The Talansky retrial relates to allegations that Olmert received large volumes of cash in envelopes from US businessman Morris Talansky, which he allegedly illegally used for personal purposes as opposed to permitted political purposes, and did not properly report the funds as political donations.
Olmert was acquitted by the Jerusalem District Court of the charges in July 2012, but this past summer the Supreme Court sent the case back to the court for retrial on the basis of dramatic new evidence being revealed, including tapes of Zaken-Olmert conversations, and Zaken’s journal – and after Zaken turned state’s witness against Olmert.
Earlier, Olmert’s lawyer Eyal Rozovsky bore down on her as he has in prior days, trying to portray her allegations against Olmert as lies and her tapes and journal as falsified or tampered with.
Rozovsky said that Zaken had deleted 16 items from a disk and possibly dozens more from her telephone which she used to record her conversations with Olmert.
He portrayed her as having deleted the conversations to cover up lies in her story.
Zaken said, “I have no idea who deleted [some of the taped conversations], maybe it was Nadav [her son], on his own.
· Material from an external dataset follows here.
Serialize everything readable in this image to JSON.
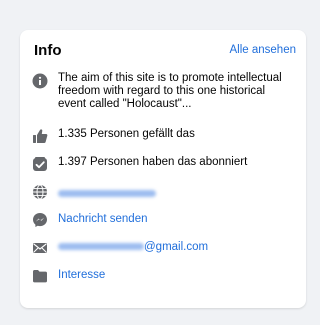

I didn’t delete anything.” If Nadav did it to protect her privacy, she said, “I thank Nadav.”
Rozovsky also blasted Zaken for allegedly contradicting herself in explaining her motivations for secretly taping Olmert.
Zaken responded, “What does it matter if I recorded [Olmert] because I missed him or I wanted to save my own skin,” since “I didn’t tell him what to say.” The tapes speak for themselves as evidence against Olmert, she said.
“At the time I did not think that the tapes would save my skin,” she added, “but now I am happy that I have this card to play, this joker.”